(Records from a data source)
┏━━
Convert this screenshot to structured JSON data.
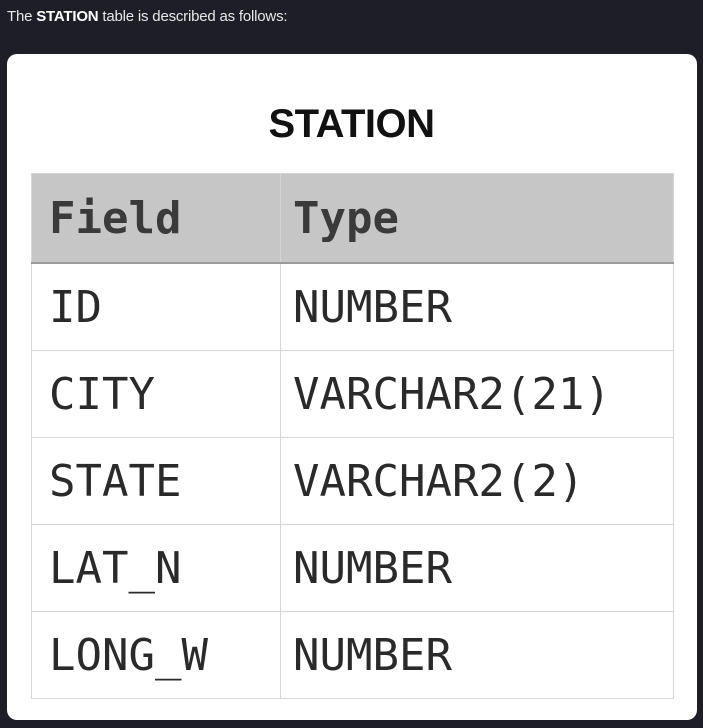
{
  "intro": {
    "before": "The ",
    "table_name": "STATION",
    "after": " table is described as follows:"
  },
  "table": {
    "title": "STATION",
    "headers": {
      "field": "Field",
      "type": "Type"
    },
    "rows": [
      {
        "field": "ID",
        "type": "NUMBER"
      },
      {
        "field": "CITY",
        "type": "VARCHAR2(21)"
      },
      {
        "field": "STATE",
        "type": "VARCHAR2(2)"
      },
      {
        "field": "LAT_N",
        "type": "NUMBER"
      },
      {
        "field": "LONG_W",
        "type": "NUMBER"
      }
    ]
  },
  "colors": {
    "page_background": "#1e1f26",
    "card_background": "#ffffff",
    "header_background": "#c6c6c6"
  }
}
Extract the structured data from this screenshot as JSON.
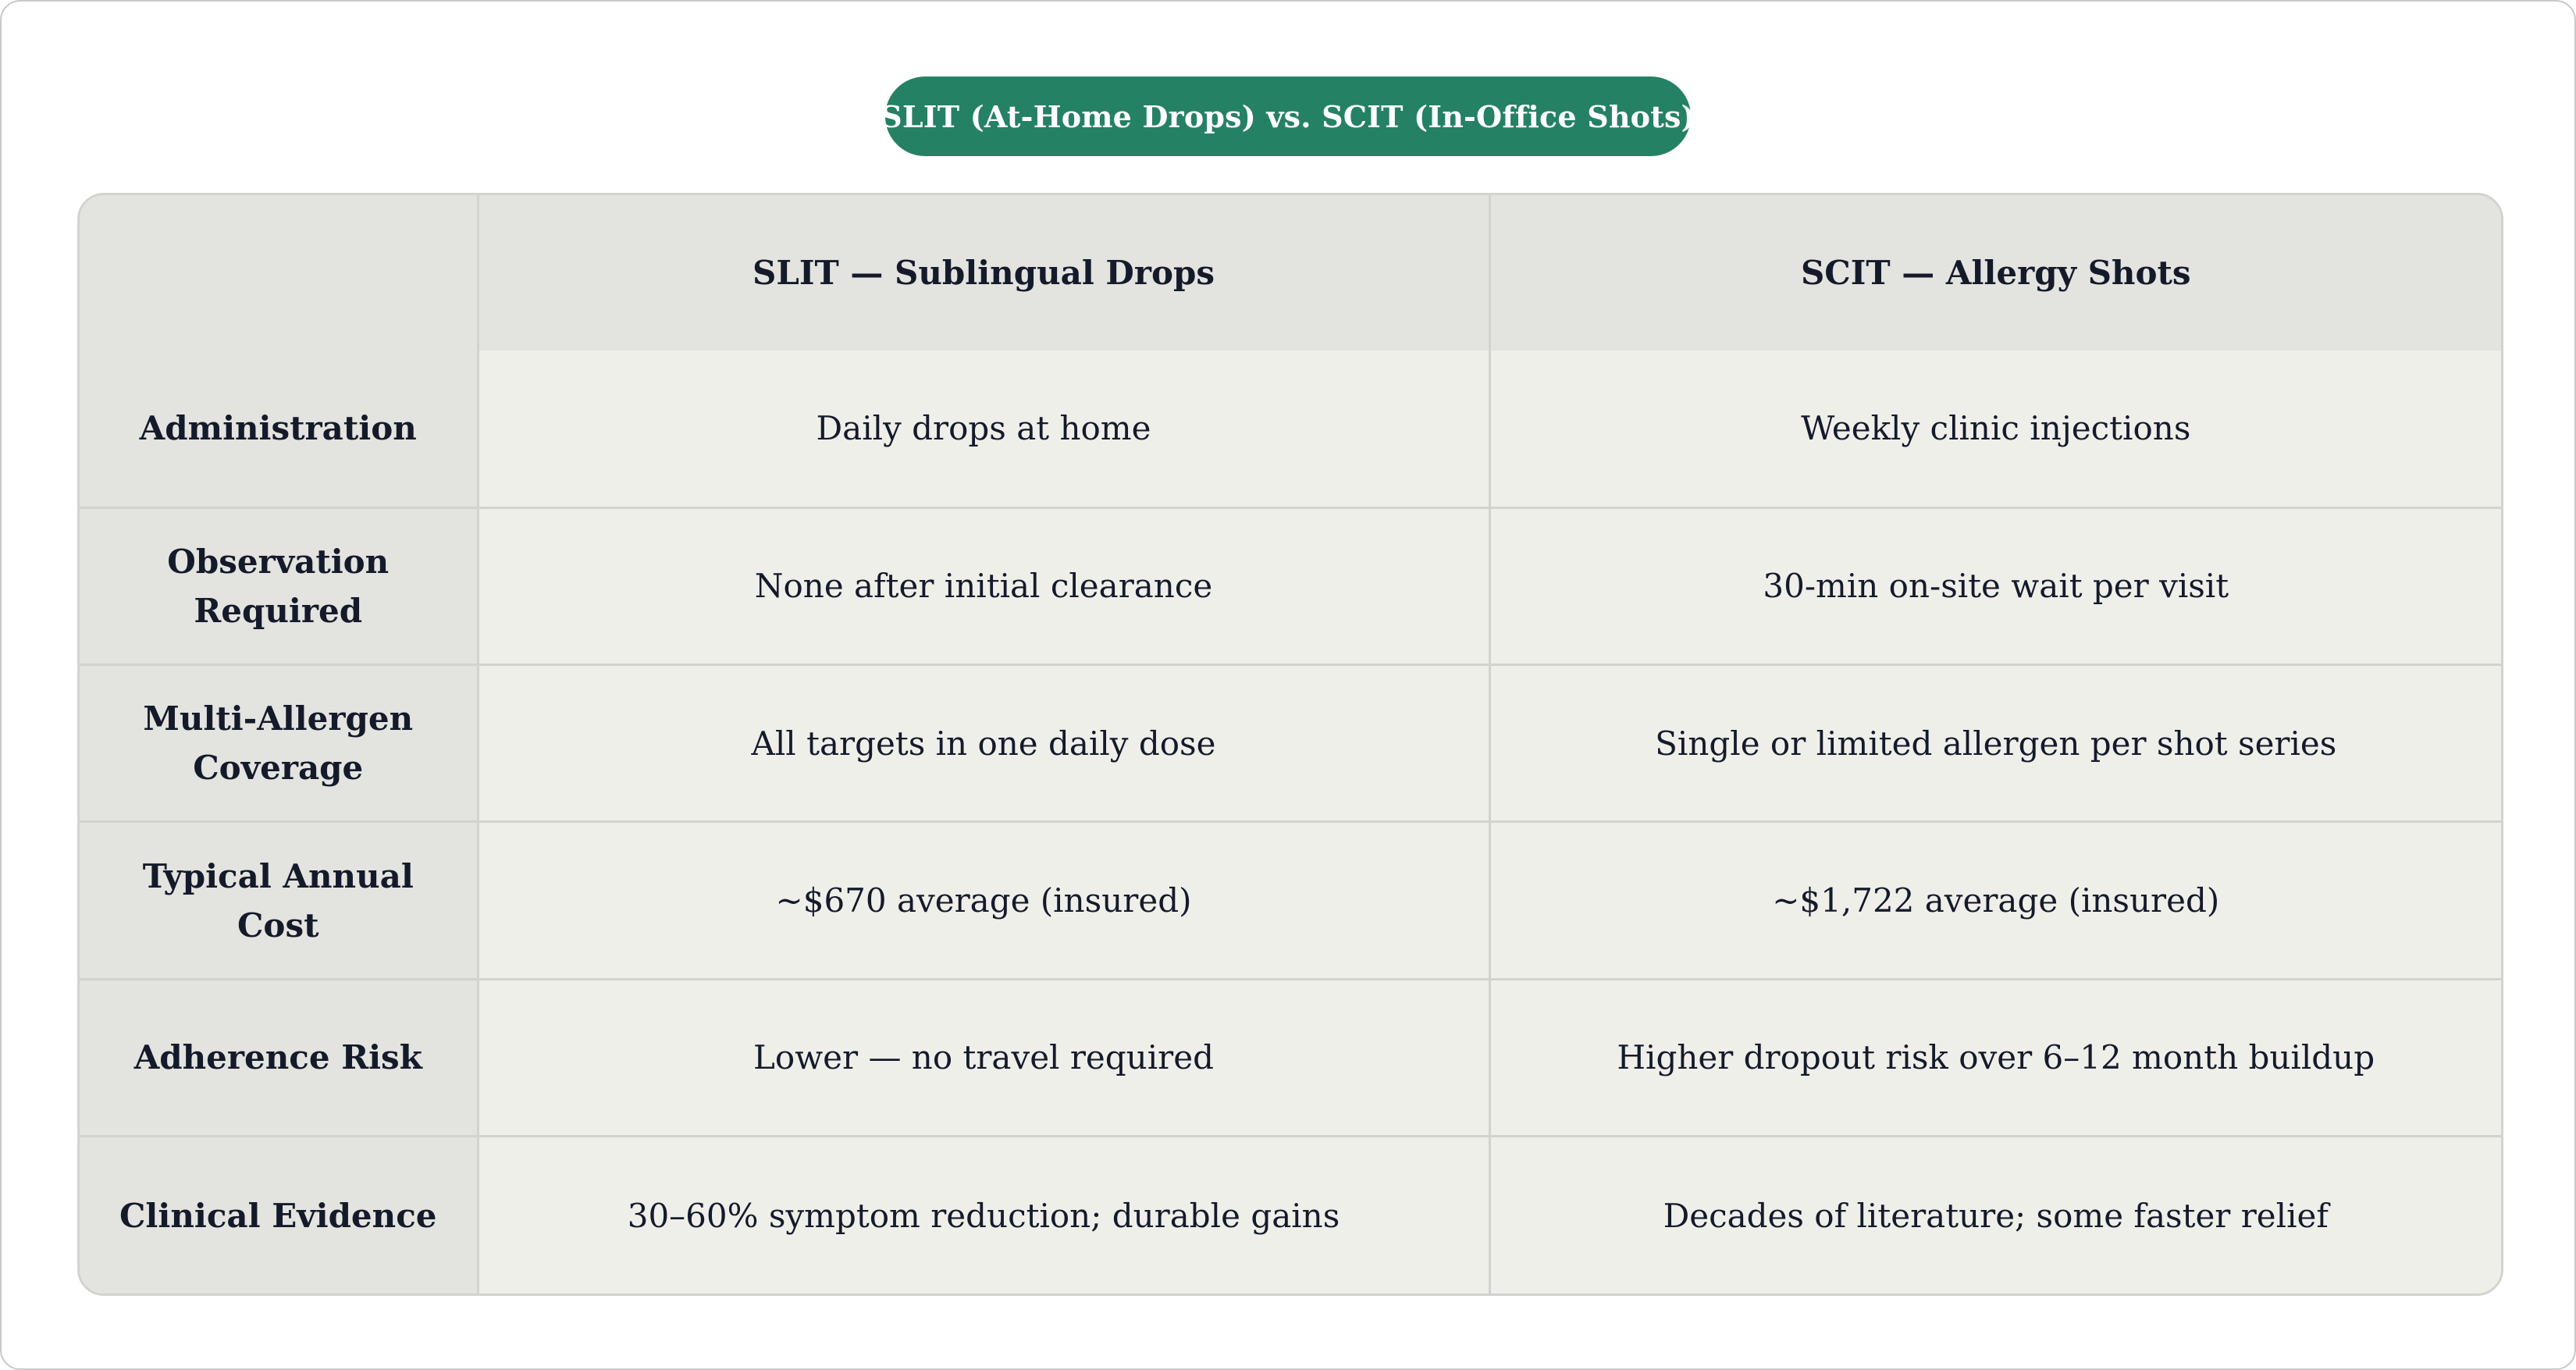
{
  "title": "SLIT (At-Home Drops) vs. SCIT (In-Office Shots)",
  "colors": {
    "title_pill": "#258164",
    "header_bg": "#e3e4df",
    "cell_bg": "#efefea",
    "border": "#d2d3ce",
    "text": "#151a2b"
  },
  "table": {
    "columns": [
      "",
      "SLIT — Sublingual Drops",
      "SCIT — Allergy Shots"
    ],
    "rows": [
      {
        "label": "Administration",
        "slit": "Daily drops at home",
        "scit": "Weekly clinic injections"
      },
      {
        "label": "Observation Required",
        "slit": "None after initial clearance",
        "scit": "30-min on-site wait per visit"
      },
      {
        "label": "Multi-Allergen Coverage",
        "slit": "All targets in one daily dose",
        "scit": "Single or limited allergen per shot series"
      },
      {
        "label": "Typical Annual Cost",
        "slit": "~$670 average (insured)",
        "scit": "~$1,722 average (insured)"
      },
      {
        "label": "Adherence Risk",
        "slit": "Lower — no travel required",
        "scit": "Higher dropout risk over 6–12 month buildup"
      },
      {
        "label": "Clinical Evidence",
        "slit": "30–60% symptom reduction; durable gains",
        "scit": "Decades of literature; some faster relief"
      }
    ]
  }
}
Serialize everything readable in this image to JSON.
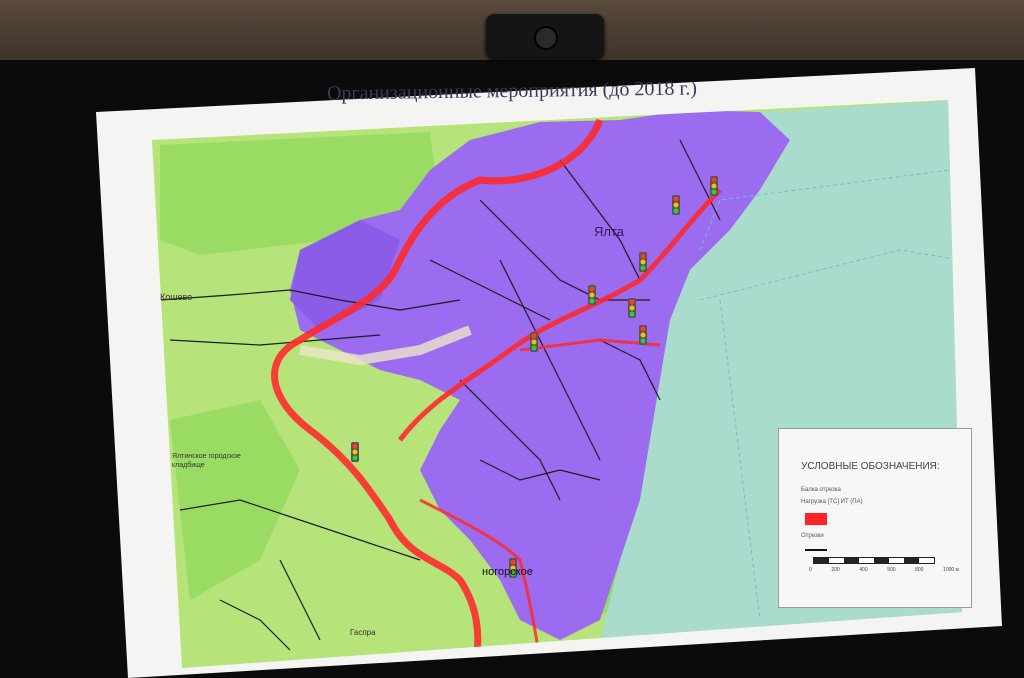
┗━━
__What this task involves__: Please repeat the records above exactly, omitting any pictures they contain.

__Problem solution__:
Convert this screenshot to structured JSON data.
{
  "intro": {
    "before": "The ",
    "table_name": "STATION",
    "after": " table is described as follows:"
  },
  "table": {
    "title": "STATION",
    "headers": {
      "field": "Field",
      "type": "Type"
    },
    "rows": [
      {
        "field": "ID",
        "type": "NUMBER"
      },
      {
        "field": "CITY",
        "type": "VARCHAR2(21)"
      },
      {
        "field": "STATE",
        "type": "VARCHAR2(2)"
      },
      {
        "field": "LAT_N",
        "type": "NUMBER"
      },
      {
        "field": "LONG_W",
        "type": "NUMBER"
      }
    ]
  },
  "colors": {
    "page_background": "#1e1f26",
    "card_background": "#ffffff",
    "header_background": "#c6c6c6"
  }
}
Extract the structured data from this screenshot as JSON.
{
  "title": "SLIT (At-Home Drops) vs. SCIT (In-Office Shots)",
  "colors": {
    "title_pill": "#258164",
    "header_bg": "#e3e4df",
    "cell_bg": "#efefea",
    "border": "#d2d3ce",
    "text": "#151a2b"
  },
  "table": {
    "columns": [
      "",
      "SLIT — Sublingual Drops",
      "SCIT — Allergy Shots"
    ],
    "rows": [
      {
        "label": "Administration",
        "slit": "Daily drops at home",
        "scit": "Weekly clinic injections"
      },
      {
        "label": "Observation Required",
        "slit": "None after initial clearance",
        "scit": "30-min on-site wait per visit"
      },
      {
        "label": "Multi-Allergen Coverage",
        "slit": "All targets in one daily dose",
        "scit": "Single or limited allergen per shot series"
      },
      {
        "label": "Typical Annual Cost",
        "slit": "~$670 average (insured)",
        "scit": "~$1,722 average (insured)"
      },
      {
        "label": "Adherence Risk",
        "slit": "Lower — no travel required",
        "scit": "Higher dropout risk over 6–12 month buildup"
      },
      {
        "label": "Clinical Evidence",
        "slit": "30–60% symptom reduction; durable gains",
        "scit": "Decades of literature; some faster relief"
      }
    ]
  }
}
Serialize everything readable in this image to JSON.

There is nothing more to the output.